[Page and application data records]

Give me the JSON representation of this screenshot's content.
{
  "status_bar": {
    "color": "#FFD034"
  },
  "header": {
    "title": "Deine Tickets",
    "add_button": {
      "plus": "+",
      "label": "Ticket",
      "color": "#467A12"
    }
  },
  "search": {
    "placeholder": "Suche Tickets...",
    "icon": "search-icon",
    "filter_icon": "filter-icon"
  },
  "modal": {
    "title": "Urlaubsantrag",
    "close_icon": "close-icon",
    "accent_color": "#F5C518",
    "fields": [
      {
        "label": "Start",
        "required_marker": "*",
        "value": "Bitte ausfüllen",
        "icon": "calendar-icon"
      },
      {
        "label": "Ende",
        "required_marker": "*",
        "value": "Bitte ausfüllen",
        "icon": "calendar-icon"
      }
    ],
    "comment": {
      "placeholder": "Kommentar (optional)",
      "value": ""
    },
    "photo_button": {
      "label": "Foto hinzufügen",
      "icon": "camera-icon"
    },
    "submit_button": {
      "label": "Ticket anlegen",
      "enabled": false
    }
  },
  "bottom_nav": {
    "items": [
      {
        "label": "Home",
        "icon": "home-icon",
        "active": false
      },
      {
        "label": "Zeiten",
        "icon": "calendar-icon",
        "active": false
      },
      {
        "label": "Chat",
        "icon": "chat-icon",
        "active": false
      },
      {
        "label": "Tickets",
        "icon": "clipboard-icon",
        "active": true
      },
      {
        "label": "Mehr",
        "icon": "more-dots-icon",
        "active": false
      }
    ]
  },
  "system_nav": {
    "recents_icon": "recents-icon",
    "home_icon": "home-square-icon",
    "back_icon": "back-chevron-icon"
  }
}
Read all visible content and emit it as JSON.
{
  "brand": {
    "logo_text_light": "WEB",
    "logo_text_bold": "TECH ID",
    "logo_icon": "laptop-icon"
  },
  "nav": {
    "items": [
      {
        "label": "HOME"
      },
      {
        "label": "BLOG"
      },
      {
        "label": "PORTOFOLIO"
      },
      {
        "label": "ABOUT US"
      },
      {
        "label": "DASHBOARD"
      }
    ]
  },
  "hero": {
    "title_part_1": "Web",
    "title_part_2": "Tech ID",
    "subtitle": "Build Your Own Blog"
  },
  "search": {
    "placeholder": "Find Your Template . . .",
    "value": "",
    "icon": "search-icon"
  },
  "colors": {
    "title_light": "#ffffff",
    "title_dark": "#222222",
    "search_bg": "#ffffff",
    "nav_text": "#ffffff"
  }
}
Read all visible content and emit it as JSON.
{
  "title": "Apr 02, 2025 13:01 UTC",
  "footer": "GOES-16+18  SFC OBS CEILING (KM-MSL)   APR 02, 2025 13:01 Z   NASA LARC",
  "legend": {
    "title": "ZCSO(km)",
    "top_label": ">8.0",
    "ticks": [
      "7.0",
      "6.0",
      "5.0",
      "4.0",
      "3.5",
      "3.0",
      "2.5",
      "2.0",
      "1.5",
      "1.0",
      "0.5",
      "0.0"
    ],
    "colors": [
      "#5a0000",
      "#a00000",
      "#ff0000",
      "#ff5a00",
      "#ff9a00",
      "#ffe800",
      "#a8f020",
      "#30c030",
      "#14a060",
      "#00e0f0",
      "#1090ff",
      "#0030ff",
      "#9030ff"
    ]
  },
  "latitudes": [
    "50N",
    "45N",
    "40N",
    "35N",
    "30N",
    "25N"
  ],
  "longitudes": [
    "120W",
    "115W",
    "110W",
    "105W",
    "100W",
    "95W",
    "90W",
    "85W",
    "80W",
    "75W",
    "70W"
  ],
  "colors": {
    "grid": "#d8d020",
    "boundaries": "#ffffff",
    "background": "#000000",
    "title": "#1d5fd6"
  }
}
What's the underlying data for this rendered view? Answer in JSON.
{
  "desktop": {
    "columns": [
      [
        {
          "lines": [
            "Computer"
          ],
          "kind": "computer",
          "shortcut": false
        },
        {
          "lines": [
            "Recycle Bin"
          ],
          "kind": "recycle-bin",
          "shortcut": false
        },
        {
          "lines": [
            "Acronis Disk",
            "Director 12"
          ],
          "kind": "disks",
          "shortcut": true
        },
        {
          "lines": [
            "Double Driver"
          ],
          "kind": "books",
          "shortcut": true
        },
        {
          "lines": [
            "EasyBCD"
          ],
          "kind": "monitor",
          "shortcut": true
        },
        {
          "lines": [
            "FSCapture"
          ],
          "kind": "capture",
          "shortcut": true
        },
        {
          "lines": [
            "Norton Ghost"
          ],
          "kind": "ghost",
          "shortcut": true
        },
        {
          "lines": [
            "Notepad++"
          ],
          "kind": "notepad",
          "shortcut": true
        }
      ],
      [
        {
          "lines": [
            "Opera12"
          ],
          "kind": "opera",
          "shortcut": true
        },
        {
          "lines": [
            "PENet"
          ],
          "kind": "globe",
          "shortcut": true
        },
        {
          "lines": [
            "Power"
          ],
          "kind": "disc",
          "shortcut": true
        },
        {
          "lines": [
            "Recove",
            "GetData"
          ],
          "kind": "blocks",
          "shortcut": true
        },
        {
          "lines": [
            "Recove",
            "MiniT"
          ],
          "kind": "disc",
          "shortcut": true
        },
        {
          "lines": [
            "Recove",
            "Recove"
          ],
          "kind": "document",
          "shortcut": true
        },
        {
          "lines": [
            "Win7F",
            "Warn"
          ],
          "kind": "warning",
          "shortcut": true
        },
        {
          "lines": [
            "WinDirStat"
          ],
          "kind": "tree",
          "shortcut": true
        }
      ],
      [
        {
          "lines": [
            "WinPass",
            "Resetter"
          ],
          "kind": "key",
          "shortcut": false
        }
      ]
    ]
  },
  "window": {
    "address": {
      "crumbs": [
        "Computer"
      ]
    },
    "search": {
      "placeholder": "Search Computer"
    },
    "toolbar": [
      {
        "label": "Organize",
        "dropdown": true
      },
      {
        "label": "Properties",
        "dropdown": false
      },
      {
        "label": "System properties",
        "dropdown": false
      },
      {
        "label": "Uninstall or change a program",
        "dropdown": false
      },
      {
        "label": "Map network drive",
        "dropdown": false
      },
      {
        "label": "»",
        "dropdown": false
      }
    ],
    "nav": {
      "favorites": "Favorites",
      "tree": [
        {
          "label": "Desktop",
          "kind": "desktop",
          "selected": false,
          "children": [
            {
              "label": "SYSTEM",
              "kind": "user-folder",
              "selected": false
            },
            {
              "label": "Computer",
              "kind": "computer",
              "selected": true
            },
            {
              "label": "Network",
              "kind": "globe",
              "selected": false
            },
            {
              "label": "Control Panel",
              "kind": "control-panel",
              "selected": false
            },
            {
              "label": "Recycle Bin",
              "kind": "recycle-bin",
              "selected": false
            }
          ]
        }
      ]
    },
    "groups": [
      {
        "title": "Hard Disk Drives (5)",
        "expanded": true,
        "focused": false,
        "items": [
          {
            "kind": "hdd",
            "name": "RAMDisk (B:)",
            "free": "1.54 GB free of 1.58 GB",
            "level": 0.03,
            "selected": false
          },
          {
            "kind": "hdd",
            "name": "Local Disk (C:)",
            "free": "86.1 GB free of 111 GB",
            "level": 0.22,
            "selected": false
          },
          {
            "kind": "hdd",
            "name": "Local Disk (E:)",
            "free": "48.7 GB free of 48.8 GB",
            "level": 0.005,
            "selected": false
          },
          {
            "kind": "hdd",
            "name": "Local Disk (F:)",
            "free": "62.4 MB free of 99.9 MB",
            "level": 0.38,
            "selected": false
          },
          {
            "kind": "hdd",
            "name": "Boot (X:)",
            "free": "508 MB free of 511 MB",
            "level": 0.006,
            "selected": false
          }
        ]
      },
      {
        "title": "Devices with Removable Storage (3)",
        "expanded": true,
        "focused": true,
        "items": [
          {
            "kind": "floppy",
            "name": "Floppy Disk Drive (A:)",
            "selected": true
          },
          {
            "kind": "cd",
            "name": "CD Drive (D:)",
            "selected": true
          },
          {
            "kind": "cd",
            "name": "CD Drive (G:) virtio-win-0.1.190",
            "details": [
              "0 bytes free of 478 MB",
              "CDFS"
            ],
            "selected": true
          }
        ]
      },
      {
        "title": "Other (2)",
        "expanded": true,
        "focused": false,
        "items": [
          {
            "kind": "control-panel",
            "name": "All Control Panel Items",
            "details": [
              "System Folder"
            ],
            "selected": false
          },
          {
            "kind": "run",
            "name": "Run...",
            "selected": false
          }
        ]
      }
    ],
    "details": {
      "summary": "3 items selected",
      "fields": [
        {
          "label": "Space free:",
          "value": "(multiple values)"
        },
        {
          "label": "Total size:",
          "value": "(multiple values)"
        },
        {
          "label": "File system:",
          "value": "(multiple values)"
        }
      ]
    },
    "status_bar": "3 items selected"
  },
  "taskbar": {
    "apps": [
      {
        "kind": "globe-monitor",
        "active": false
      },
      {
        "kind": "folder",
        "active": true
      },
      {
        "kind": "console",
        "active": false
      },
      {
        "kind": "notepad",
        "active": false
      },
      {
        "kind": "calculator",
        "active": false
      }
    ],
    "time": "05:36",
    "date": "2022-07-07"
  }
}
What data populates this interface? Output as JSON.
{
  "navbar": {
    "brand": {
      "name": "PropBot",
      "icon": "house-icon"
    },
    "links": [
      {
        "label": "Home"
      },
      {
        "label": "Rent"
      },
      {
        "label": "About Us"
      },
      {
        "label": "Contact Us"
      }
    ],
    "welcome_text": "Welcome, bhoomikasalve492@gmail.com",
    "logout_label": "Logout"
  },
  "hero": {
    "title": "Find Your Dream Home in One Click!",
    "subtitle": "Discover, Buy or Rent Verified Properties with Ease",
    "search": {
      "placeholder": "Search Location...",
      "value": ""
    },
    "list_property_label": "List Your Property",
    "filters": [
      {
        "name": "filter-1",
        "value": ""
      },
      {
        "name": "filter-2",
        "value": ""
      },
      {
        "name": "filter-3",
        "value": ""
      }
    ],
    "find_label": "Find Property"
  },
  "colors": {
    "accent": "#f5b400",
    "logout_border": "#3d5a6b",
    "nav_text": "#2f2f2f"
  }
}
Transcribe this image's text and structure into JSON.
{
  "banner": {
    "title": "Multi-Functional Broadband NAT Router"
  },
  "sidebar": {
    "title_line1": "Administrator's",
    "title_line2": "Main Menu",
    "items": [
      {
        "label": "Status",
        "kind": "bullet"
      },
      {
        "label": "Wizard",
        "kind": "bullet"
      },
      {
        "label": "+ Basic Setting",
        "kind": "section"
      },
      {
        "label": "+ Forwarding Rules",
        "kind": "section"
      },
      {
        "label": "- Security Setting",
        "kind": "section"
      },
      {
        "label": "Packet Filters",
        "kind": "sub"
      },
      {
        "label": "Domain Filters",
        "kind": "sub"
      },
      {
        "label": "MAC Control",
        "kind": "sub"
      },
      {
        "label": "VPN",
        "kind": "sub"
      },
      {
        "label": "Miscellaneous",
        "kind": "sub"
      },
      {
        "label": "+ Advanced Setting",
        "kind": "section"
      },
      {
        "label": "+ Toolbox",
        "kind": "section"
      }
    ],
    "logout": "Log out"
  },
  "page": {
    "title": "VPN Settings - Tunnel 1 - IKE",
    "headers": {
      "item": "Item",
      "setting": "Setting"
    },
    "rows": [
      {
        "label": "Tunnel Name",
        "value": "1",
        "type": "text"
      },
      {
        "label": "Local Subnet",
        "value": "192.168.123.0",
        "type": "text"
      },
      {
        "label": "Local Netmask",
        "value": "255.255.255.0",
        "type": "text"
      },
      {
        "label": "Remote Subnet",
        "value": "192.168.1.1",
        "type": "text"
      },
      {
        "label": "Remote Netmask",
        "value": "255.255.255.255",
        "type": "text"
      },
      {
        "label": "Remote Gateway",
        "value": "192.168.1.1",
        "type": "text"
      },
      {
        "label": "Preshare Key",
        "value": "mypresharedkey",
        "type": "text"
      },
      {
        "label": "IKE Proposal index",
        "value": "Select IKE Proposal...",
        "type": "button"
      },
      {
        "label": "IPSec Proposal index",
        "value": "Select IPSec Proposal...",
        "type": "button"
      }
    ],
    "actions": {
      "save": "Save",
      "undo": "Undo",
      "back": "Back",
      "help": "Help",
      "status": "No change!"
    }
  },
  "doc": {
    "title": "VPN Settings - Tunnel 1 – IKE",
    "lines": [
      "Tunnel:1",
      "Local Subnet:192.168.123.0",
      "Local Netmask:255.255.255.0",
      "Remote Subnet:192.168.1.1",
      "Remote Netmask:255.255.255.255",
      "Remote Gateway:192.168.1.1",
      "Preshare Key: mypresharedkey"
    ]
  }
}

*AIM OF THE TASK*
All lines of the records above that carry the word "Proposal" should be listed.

*EXERCISE RESULT*
        "label": "IKE Proposal index",
        "value": "Select IKE Proposal...",
        "label": "IPSec Proposal index",
        "value": "Select IPSec Proposal...",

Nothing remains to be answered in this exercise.